Here’s the kind of gender gap in the economics field that I expect you’d see in just about any profession or discipline in the year 2012:
The biggest disagreement: 76% of women [economists] say faculty opportunities in economics favor men. Male economists point the opposite way: 80% say women are favored or the process is neutral.
Part of the essence of privilege is that it’s invisible to the privileged, so this is what you get. But even though I bet male chemists and female chemists have different perceptions of gender dynamics in the chemistry profession, I doubt that there are systematic gender-linked perception gaps in the content of chemistry. But male economists and female economists have systematically different views about economics-related policy topics:
— Health insurance. Female economists thought employers should be required to provide health insurance for full-time workers: 40 percent in favor to 37 percent against, with the rest offering no opinion. By contrast, men were strongly against the idea: 21 percent in favor and 52 percent against

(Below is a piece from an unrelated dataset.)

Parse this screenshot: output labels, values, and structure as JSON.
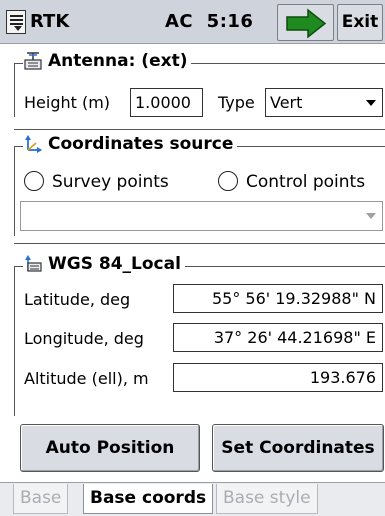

— Education. Females narrowly opposed taxpayer-funded vouchers that parents could use for tuition at a public or private school of their choice. Male economists love the idea: 61 percent to 14 percent.
— Labor standards. Females believe 48 percent to 33 percent that trade policy should be linked to labor standards in foreign counties. Males disagreed: 60 percent to 23 percent.
That’s a sign, I think, of the fairly rudimentary state of economics knowledge as well as of the underlying gender dynamics. But there is agreement about a few things. Economists in the survey of all genders agree that the United States spends too much on the military and also “that Wal-Mart is good for society” (which I think is a weird way of putting it but basically correct).